Nightmares and lullabies

A child cries out in the middle of the night. He's had a bad dream. His mother jumps from bed and hurries to his room. She cradles him; shhh, shhh. She will probably sing quietly. Perhaps turn on a soft light.

Invariably she will say: Everything is all right; everything's fine.

Yesterday I finished reading Peter Berger's A Rumor of Angels, in which he offers the scene of a mother's response to a child's nightmare as an example of what he calls a "signal of transcendence." By this term he means something in prototypical everyday human behavior or experience that points to another reality that can be truly explained "only if there is some truth in the religious interpretation of human existence."

Given the danger and death lurking in life, he posits that the only reason the mother's words are not a lie (albeit a lie told in love) is because the "reassurance…implies a statement about reality" and this "trust in being" is essential to becoming a functional human being. Any ordering gesture points to a core human belief that there is a reality that transcends the empirical sphere.

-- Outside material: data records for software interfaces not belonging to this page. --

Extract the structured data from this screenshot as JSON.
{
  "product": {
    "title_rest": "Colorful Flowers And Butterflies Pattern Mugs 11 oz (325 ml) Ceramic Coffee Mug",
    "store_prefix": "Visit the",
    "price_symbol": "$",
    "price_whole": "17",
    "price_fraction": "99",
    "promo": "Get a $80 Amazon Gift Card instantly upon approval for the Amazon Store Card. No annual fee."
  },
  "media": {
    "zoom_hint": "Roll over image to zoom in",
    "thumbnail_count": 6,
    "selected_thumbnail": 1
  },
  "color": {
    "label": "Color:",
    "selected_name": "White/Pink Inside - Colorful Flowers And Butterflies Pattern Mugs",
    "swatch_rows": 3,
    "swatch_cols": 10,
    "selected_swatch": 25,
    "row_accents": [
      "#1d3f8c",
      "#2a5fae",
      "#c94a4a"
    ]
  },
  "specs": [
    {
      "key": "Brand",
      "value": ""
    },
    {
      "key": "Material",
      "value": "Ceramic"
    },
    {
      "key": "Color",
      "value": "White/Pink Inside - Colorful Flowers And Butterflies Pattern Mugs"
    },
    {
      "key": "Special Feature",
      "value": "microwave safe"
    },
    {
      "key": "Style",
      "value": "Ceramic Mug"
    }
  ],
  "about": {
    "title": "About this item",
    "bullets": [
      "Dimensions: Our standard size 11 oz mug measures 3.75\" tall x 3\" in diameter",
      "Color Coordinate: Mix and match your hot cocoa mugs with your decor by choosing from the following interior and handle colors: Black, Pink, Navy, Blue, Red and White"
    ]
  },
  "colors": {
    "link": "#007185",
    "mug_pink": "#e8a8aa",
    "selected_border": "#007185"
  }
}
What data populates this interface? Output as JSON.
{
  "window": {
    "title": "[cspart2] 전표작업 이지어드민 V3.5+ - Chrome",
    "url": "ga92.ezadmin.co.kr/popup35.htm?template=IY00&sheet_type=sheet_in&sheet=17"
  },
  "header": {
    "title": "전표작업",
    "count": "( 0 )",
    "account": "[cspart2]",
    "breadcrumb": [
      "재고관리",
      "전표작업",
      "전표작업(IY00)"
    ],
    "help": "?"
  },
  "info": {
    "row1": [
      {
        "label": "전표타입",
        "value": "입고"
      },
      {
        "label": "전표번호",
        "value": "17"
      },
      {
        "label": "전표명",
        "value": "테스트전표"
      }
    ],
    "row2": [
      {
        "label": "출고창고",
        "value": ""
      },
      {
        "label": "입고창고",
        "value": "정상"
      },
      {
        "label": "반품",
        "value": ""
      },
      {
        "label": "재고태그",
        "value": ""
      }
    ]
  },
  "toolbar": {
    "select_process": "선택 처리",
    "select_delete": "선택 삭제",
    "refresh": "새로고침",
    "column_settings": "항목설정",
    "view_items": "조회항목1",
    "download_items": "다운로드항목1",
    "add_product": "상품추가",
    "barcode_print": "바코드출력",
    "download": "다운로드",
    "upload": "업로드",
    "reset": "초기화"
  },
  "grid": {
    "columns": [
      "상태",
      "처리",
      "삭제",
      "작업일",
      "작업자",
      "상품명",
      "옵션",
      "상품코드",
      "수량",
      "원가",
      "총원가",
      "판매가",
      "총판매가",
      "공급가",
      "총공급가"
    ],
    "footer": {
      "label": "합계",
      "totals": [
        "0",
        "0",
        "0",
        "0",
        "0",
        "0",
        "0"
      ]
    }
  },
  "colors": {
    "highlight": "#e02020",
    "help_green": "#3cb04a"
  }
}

So many reassurances--given and received--of order in the universe we daily substitute for the mother's whisper: things always work out for the best; it was meant to be; what goes around, comes around; it will be all right.